**WHAT IS REQUIRED**: Copy each line of the data below in which the word "Ошибка" can be found.

**Data records for software interfaces**:

──────

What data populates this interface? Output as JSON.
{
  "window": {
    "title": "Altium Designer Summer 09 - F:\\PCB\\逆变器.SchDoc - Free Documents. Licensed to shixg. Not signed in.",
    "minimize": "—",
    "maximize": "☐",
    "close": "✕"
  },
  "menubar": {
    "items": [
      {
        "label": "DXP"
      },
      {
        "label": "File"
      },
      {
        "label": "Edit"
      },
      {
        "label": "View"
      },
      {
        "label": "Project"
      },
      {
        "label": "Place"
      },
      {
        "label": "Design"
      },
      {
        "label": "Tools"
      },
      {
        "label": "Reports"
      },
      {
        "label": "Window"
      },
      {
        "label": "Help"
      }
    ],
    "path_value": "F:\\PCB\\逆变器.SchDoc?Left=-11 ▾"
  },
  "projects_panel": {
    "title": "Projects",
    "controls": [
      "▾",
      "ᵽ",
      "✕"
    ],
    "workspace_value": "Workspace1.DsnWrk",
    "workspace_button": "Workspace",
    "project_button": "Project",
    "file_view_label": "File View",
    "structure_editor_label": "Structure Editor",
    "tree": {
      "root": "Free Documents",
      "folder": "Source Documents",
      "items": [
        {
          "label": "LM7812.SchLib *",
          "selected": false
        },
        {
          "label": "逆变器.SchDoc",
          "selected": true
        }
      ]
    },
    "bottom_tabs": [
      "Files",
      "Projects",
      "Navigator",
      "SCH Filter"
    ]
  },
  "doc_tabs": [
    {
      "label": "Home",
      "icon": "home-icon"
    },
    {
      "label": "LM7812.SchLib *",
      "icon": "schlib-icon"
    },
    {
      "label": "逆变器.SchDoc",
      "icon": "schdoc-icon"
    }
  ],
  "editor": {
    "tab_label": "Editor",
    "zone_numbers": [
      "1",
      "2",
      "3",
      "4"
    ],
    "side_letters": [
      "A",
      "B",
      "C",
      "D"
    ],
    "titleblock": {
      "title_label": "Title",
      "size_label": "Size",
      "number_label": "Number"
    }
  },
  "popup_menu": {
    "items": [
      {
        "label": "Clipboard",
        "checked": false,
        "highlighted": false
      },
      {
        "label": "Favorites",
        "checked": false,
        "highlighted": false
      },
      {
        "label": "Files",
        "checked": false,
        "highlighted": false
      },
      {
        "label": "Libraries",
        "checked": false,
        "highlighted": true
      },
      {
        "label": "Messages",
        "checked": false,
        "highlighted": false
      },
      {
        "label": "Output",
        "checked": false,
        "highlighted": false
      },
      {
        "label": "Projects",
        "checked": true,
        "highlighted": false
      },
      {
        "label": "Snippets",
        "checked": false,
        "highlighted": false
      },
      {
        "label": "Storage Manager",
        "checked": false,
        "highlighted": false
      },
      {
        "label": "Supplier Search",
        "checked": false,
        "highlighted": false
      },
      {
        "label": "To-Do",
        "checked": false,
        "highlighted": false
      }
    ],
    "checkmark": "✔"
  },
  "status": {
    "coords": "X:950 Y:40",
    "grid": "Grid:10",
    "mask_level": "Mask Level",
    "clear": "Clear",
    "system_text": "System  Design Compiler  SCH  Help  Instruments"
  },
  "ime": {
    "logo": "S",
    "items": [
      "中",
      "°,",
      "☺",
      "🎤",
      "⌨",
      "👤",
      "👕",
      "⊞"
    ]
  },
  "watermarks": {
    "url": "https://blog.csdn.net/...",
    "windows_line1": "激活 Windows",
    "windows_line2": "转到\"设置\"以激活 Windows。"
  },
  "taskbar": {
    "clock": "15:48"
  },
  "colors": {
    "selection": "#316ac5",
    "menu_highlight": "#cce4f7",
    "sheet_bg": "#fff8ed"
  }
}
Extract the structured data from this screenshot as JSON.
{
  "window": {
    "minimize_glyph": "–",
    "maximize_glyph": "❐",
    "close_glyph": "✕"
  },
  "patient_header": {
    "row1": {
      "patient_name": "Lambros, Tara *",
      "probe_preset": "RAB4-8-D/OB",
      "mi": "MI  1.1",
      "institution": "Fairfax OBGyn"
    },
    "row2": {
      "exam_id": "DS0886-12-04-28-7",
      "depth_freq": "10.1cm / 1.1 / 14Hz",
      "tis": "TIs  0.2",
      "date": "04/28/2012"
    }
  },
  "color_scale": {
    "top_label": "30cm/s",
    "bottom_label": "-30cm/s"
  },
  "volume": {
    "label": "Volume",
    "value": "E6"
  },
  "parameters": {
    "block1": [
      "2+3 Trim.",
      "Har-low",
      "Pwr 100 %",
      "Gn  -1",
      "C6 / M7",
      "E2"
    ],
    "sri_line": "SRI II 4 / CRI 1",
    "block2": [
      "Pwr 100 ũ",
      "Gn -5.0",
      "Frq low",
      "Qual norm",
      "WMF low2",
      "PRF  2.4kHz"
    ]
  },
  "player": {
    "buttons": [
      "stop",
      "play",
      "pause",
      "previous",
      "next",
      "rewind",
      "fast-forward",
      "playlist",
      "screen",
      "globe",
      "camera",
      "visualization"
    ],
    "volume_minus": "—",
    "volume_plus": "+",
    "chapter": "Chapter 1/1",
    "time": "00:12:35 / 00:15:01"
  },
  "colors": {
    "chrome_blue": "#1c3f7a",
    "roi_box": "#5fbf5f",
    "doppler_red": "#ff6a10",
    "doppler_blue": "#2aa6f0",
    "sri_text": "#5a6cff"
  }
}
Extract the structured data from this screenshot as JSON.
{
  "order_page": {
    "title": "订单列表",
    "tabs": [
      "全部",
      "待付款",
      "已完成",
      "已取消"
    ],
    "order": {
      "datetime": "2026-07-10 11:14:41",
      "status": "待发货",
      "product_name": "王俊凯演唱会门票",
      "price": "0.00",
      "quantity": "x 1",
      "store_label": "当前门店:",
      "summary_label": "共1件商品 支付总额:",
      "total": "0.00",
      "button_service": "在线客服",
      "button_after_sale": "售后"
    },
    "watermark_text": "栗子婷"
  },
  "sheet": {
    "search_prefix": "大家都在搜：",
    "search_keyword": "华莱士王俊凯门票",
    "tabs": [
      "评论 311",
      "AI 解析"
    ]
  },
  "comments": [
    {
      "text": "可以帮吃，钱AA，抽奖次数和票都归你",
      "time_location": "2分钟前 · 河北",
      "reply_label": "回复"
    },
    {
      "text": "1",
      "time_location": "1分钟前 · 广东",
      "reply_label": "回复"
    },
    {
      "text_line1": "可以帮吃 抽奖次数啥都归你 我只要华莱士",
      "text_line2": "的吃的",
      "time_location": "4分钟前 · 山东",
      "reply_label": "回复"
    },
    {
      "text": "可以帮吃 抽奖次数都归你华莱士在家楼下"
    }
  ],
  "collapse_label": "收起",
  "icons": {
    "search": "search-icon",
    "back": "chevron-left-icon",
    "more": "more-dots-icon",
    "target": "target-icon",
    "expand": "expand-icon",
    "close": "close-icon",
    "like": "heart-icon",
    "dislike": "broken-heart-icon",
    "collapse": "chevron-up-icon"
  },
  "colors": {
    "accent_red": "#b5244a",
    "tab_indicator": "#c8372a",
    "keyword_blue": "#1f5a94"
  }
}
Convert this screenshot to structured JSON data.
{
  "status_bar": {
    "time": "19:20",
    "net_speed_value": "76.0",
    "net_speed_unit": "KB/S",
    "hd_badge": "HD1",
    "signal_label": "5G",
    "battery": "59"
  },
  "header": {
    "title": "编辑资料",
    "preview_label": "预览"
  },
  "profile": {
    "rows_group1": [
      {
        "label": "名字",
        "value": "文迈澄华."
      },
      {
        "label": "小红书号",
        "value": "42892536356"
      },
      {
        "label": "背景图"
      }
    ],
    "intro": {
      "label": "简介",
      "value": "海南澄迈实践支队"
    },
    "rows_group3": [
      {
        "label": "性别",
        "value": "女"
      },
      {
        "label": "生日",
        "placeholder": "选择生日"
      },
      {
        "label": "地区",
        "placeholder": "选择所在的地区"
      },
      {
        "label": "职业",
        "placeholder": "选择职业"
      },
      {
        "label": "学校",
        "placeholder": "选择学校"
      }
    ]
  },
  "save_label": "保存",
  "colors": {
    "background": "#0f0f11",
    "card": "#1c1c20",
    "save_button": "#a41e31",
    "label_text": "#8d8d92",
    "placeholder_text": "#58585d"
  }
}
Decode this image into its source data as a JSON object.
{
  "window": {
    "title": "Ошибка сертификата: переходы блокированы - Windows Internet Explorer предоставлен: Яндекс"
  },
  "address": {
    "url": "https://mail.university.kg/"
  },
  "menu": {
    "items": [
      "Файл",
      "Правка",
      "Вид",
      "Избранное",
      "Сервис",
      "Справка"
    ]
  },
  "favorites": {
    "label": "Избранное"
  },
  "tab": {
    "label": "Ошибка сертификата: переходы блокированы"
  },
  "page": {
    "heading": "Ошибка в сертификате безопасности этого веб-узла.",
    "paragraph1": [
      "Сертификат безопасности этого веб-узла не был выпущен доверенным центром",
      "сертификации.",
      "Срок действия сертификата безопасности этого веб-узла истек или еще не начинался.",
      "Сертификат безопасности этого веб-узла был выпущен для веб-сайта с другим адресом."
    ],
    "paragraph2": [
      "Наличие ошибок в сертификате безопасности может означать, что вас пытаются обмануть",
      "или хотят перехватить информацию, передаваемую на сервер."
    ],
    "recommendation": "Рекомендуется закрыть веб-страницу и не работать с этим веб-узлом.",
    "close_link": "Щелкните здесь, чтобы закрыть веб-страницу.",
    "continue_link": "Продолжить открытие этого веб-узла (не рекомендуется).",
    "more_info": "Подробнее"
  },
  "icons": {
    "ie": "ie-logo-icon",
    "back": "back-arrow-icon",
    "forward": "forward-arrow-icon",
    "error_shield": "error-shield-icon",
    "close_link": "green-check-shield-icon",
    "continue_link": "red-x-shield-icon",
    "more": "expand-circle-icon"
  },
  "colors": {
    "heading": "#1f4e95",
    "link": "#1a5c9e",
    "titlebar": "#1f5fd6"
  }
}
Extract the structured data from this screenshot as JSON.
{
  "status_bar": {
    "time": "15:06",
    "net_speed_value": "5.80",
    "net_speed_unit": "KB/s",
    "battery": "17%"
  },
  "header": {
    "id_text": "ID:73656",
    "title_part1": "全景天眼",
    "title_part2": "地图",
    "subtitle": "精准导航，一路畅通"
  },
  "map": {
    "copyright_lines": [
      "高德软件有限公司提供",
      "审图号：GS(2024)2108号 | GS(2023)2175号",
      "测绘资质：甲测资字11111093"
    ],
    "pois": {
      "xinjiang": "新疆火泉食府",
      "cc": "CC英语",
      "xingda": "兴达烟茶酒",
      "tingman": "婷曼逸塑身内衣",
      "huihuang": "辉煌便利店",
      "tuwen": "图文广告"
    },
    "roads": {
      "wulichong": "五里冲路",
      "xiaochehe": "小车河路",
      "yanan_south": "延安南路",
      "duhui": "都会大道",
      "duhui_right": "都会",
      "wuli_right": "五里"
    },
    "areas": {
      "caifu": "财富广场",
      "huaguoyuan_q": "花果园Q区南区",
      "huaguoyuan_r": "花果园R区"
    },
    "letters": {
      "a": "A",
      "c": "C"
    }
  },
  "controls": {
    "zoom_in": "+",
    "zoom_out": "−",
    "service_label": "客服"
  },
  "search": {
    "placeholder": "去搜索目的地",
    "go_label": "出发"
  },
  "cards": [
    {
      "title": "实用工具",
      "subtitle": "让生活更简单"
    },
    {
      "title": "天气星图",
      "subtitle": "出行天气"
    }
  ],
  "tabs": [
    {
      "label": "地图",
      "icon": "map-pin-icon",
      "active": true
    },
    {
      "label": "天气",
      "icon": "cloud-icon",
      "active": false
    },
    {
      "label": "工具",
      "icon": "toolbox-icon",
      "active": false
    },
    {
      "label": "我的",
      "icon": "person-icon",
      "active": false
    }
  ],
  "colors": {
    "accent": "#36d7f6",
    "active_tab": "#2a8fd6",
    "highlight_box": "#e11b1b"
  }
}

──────

**WORKED SOLUTION**:
    "title": "Ошибка сертификата: переходы блокированы - Windows Internet Explorer предоставлен: Яндекс"
    "label": "Ошибка сертификата: переходы блокированы"
    "heading": "Ошибка в сертификате безопасности этого веб-узла.",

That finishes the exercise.